Wednesfield High School was declared the winner at the grand finale of Midlands Centre’s schools challenge, during a ceremony hosted by the BBC at its Birmingham headquarters in June.
Ten schools were represented, and the prize for the winning team, which was awarded by BBC Midlands Today presenter Nick Owen, was a VIP tour of BBC Birmingham.
“BBC West Midlands was delighted to be involved in the schools challenge,” said David Jennings Head ofRegional and Local Programmes for the West Midlands, who was one of the judges. “Members of our teams gave their time willingly to visit the participating schools, and there was a terrific buzz around our Birmingham HQ when 80 youngsters joined us for the finale.”
The competition was part of a wider secondary school education programme, now in its second year, run by the RTS centre.
From March to June this year, it organised a series of workshops for year 8 and 9 students at schools across the West Midlands, offering an insight into the TV industry.
The four-hour workshops explored TV jobs and, at each one, professionals, including an employee from BBC Birmingham – which worked closely with Midlands Centre on the project – offered their take on the industry.
The workshops also sought to provide students with skills in preparation for work. There is a widespread belief that UK school leavers often lack the right skills to make them “employable”.
At the end of each workshop, students were given a certificate of achievement, listing the skills they had developed, such as confidence, communication and leadership.
Some 880 students from 10 schools took part in this year’s programme. They found the workshops “fun and stimulating”, and many said they gave them a better understanding of the television industry.
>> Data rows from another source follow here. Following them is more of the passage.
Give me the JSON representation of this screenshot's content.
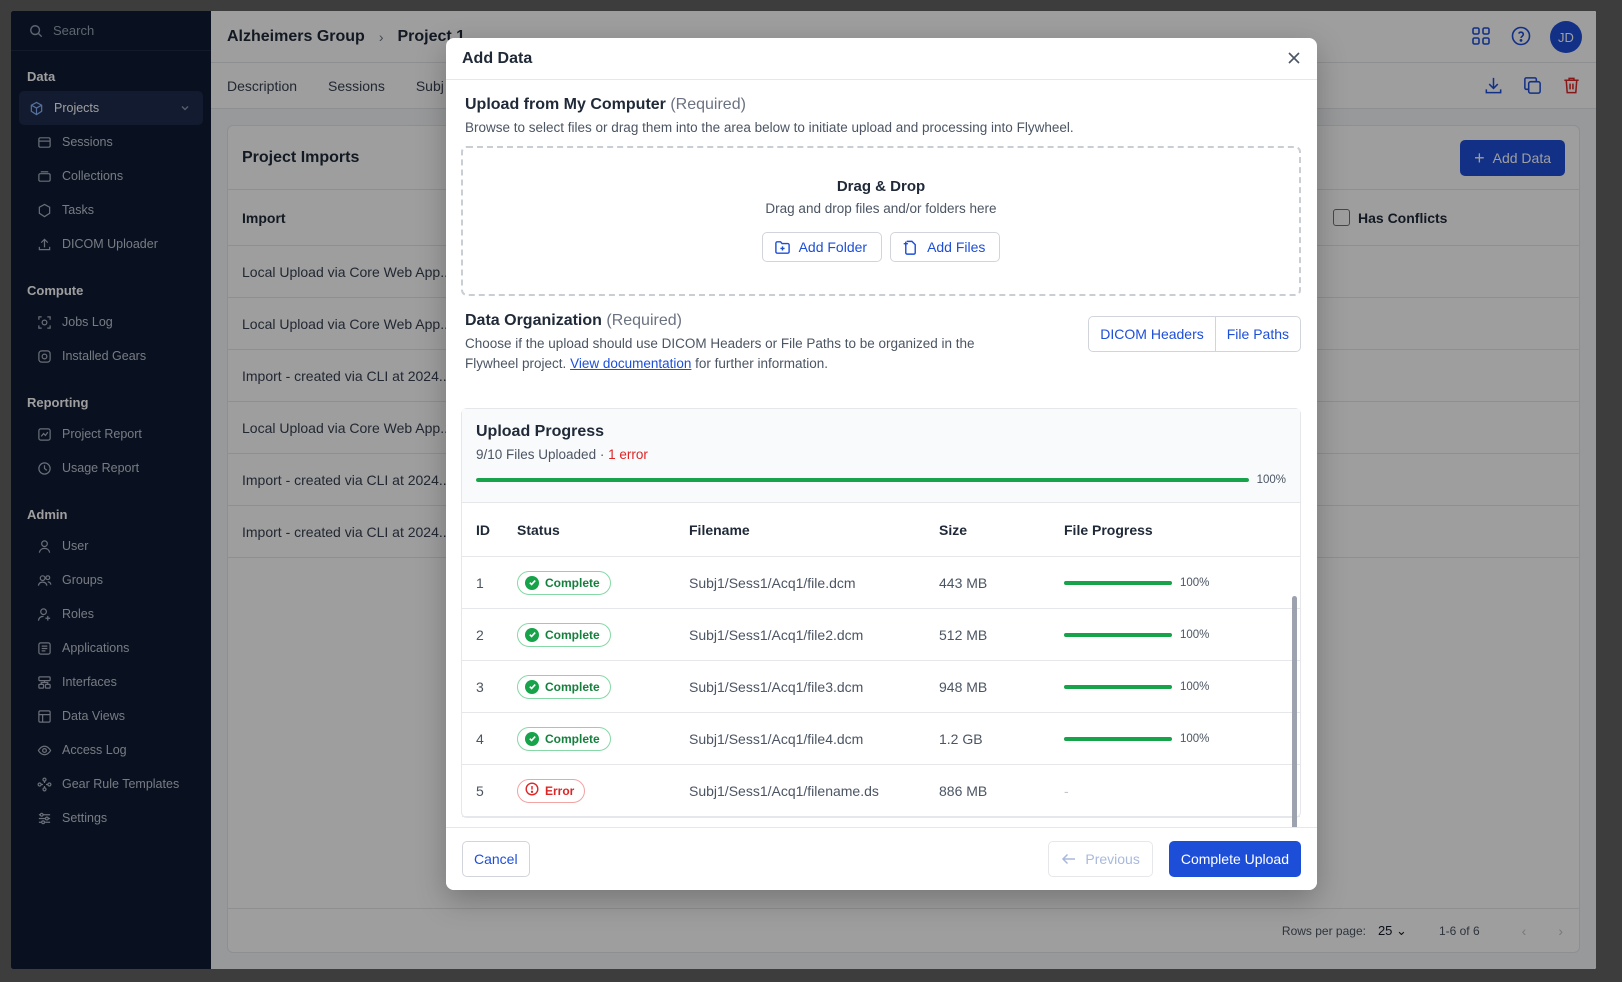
{
  "sidebar": {
    "search_label": "Search",
    "sections": [
      {
        "title": "Data",
        "items": [
          {
            "label": "Projects",
            "icon": "cube-icon",
            "active": true
          },
          {
            "label": "Sessions",
            "icon": "sessions-icon"
          },
          {
            "label": "Collections",
            "icon": "collections-icon"
          },
          {
            "label": "Tasks",
            "icon": "tasks-icon"
          },
          {
            "label": "DICOM Uploader",
            "icon": "upload-icon"
          }
        ]
      },
      {
        "title": "Compute",
        "items": [
          {
            "label": "Jobs Log",
            "icon": "jobs-icon"
          },
          {
            "label": "Installed Gears",
            "icon": "gear-icon"
          }
        ]
      },
      {
        "title": "Reporting",
        "items": [
          {
            "label": "Project Report",
            "icon": "report-icon"
          },
          {
            "label": "Usage Report",
            "icon": "usage-icon"
          }
        ]
      },
      {
        "title": "Admin",
        "items": [
          {
            "label": "User",
            "icon": "user-icon"
          },
          {
            "label": "Groups",
            "icon": "groups-icon"
          },
          {
            "label": "Roles",
            "icon": "roles-icon"
          },
          {
            "label": "Applications",
            "icon": "applications-icon"
          },
          {
            "label": "Interfaces",
            "icon": "interfaces-icon"
          },
          {
            "label": "Data Views",
            "icon": "table-icon"
          },
          {
            "label": "Access Log",
            "icon": "eye-icon"
          },
          {
            "label": "Gear Rule Templates",
            "icon": "rules-icon"
          },
          {
            "label": "Settings",
            "icon": "sliders-icon"
          }
        ]
      }
    ]
  },
  "header": {
    "breadcrumb": [
      "Alzheimers Group",
      "Project 1"
    ],
    "avatar_initials": "JD"
  },
  "tabs": [
    "Description",
    "Sessions",
    "Subj"
  ],
  "imports": {
    "title": "Project Imports",
    "add_data_label": "Add Data",
    "column_import": "Import",
    "has_conflicts_label": "Has Conflicts",
    "rows": [
      "Local Upload via Core Web App...",
      "Local Upload via Core Web App...",
      "Import - created via CLI at 2024...",
      "Local Upload via Core Web App...",
      "Import - created via CLI at 2024...",
      "Import - created via CLI at 2024..."
    ],
    "pager": {
      "rows_label": "Rows per page:",
      "rows_value": "25",
      "range": "1-6 of 6"
    }
  },
  "modal": {
    "title": "Add Data",
    "upload": {
      "heading": "Upload from My Computer",
      "required": "(Required)",
      "description": "Browse to select files or drag them into the area below to initiate upload and processing into Flywheel.",
      "drop_title": "Drag & Drop",
      "drop_sub": "Drag and drop files and/or folders here",
      "add_folder": "Add Folder",
      "add_files": "Add Files"
    },
    "organization": {
      "heading": "Data Organization",
      "required": "(Required)",
      "desc_pre": "Choose if the upload should use DICOM Headers or File Paths to be organized in the Flywheel project.",
      "link": "View documentation",
      "desc_post": "for further information.",
      "option_dicom": "DICOM Headers",
      "option_paths": "File Paths"
    },
    "progress": {
      "title": "Upload Progress",
      "files_text": "9/10 Files Uploaded",
      "separator": "·",
      "error_text": "1 error",
      "overall_percent": 100,
      "overall_label": "100%",
      "columns": [
        "ID",
        "Status",
        "Filename",
        "Size",
        "File Progress"
      ],
      "rows": [
        {
          "id": "1",
          "status": "Complete",
          "filename": "Subj1/Sess1/Acq1/file.dcm",
          "size": "443 MB",
          "progress": 100,
          "progress_label": "100%"
        },
        {
          "id": "2",
          "status": "Complete",
          "filename": "Subj1/Sess1/Acq1/file2.dcm",
          "size": "512 MB",
          "progress": 100,
          "progress_label": "100%"
        },
        {
          "id": "3",
          "status": "Complete",
          "filename": "Subj1/Sess1/Acq1/file3.dcm",
          "size": "948 MB",
          "progress": 100,
          "progress_label": "100%"
        },
        {
          "id": "4",
          "status": "Complete",
          "filename": "Subj1/Sess1/Acq1/file4.dcm",
          "size": "1.2 GB",
          "progress": 100,
          "progress_label": "100%"
        },
        {
          "id": "5",
          "status": "Error",
          "filename": "Subj1/Sess1/Acq1/filename.ds",
          "size": "886 MB",
          "progress": null,
          "progress_label": "-"
        }
      ]
    },
    "footer": {
      "cancel": "Cancel",
      "previous": "Previous",
      "complete": "Complete Upload"
    }
  },
  "colors": {
    "primary": "#1d4ed8",
    "success": "#16a34a",
    "error": "#dc2626",
    "sidebar": "#0f1b33"
  }
}
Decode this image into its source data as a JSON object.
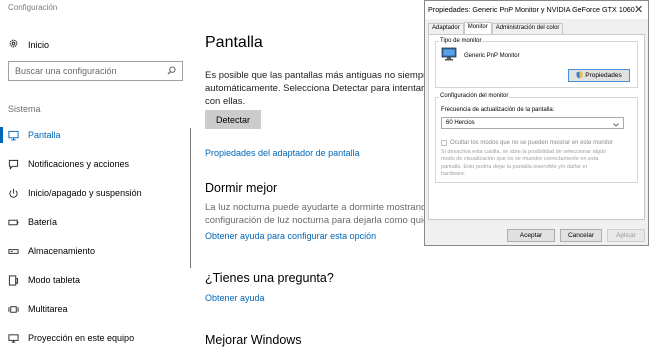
{
  "settings": {
    "app_title": "Configuración",
    "home_label": "Inicio",
    "search_placeholder": "Buscar una configuración",
    "section_label": "Sistema",
    "nav": [
      {
        "label": "Pantalla",
        "icon": "monitor-icon",
        "active": true
      },
      {
        "label": "Notificaciones y acciones",
        "icon": "notification-icon"
      },
      {
        "label": "Inicio/apagado y suspensión",
        "icon": "power-icon"
      },
      {
        "label": "Batería",
        "icon": "battery-icon"
      },
      {
        "label": "Almacenamiento",
        "icon": "storage-icon"
      },
      {
        "label": "Modo tableta",
        "icon": "tablet-icon"
      },
      {
        "label": "Multitarea",
        "icon": "multitask-icon"
      },
      {
        "label": "Proyección en este equipo",
        "icon": "projection-icon"
      }
    ]
  },
  "main": {
    "title": "Pantalla",
    "intro_lines": [
      "Es posible que las pantallas más antiguas no siempre s",
      "automáticamente. Selecciona Detectar para intentar la",
      "con ellas."
    ],
    "detect_button": "Detectar",
    "adapter_link": "Propiedades del adaptador de pantalla",
    "sleep_title": "Dormir mejor",
    "sleep_lines": [
      "La luz nocturna puede ayudarte a dormirte mostrando",
      "configuración de luz nocturna para dejarla como quier"
    ],
    "sleep_link": "Obtener ayuda para configurar esta opción",
    "question_title": "¿Tienes una pregunta?",
    "help_link": "Obtener ayuda",
    "improve_title": "Mejorar Windows"
  },
  "dialog": {
    "title": "Propiedades: Generic PnP Monitor y NVIDIA GeForce GTX 1060",
    "tabs": [
      "Adaptador",
      "Monitor",
      "Administración del color"
    ],
    "selected_tab": "Monitor",
    "monitor_type_group": "Tipo de monitor",
    "monitor_name": "Generic PnP Monitor",
    "properties_button": "Propiedades",
    "monitor_settings_group": "Configuración del monitor",
    "refresh_label": "Frecuencia de actualización de la pantalla:",
    "refresh_value": "60 Hercios",
    "hide_modes_label": "Ocultar los modos que no se pueden mostrar en este monitor",
    "hide_modes_desc": [
      "Si desactiva esta casilla, se abre la posibilidad de seleccionar algún",
      "modo de visualización que no se muestre correctamente en esta",
      "pantalla. Esto podría dejar la pantalla inservible y/o dañar el",
      "hardware."
    ],
    "ok": "Aceptar",
    "cancel": "Cancelar",
    "apply": "Aplicar"
  }
}
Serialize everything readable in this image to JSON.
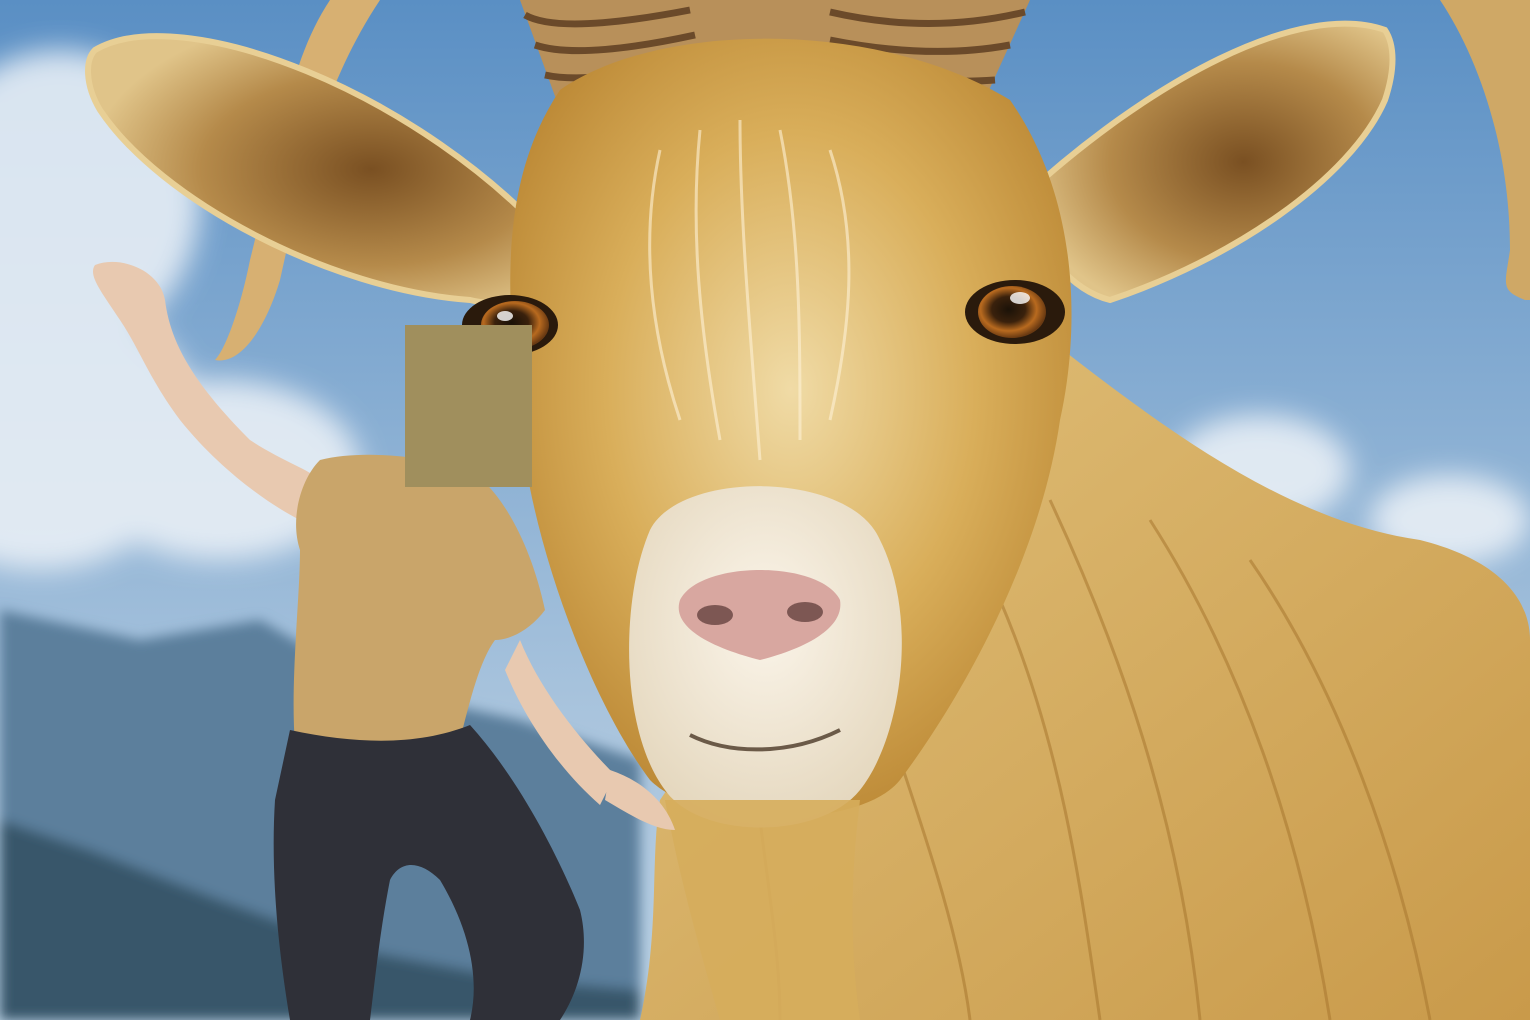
{
  "image": {
    "subject": "golden-goat-and-person",
    "colors": {
      "sky_top": "#5a8fc4",
      "sky_bottom": "#b9d0e3",
      "cloud": "#eef3f8",
      "mountain_far": "#5c7f9c",
      "mountain_near": "#37566b",
      "goat_fur_light": "#e6c77f",
      "goat_fur_mid": "#c89a45",
      "goat_fur_dark": "#8a5f24",
      "goat_muzzle": "#efe6d6",
      "goat_nose": "#d8a7a0",
      "goat_eye": "#b86a1f",
      "horn": "#b8905a",
      "horn_ring": "#6b4a2a",
      "shirt": "#c9a56a",
      "pants": "#2f3038",
      "skin": "#e8c9b0",
      "redaction": "#a08f5d"
    },
    "redaction_mark": "redaction-block"
  }
}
Teachers, too, were appreciative of the RTS centre’s efforts. “Your approach was just right for our students and it was great to see them motivated, buzzing with ideas and totally engaged for the entire day,” said Rosie Moss, Assistant Principal of Baxter College. “The input from the professionals really struck a chord with students."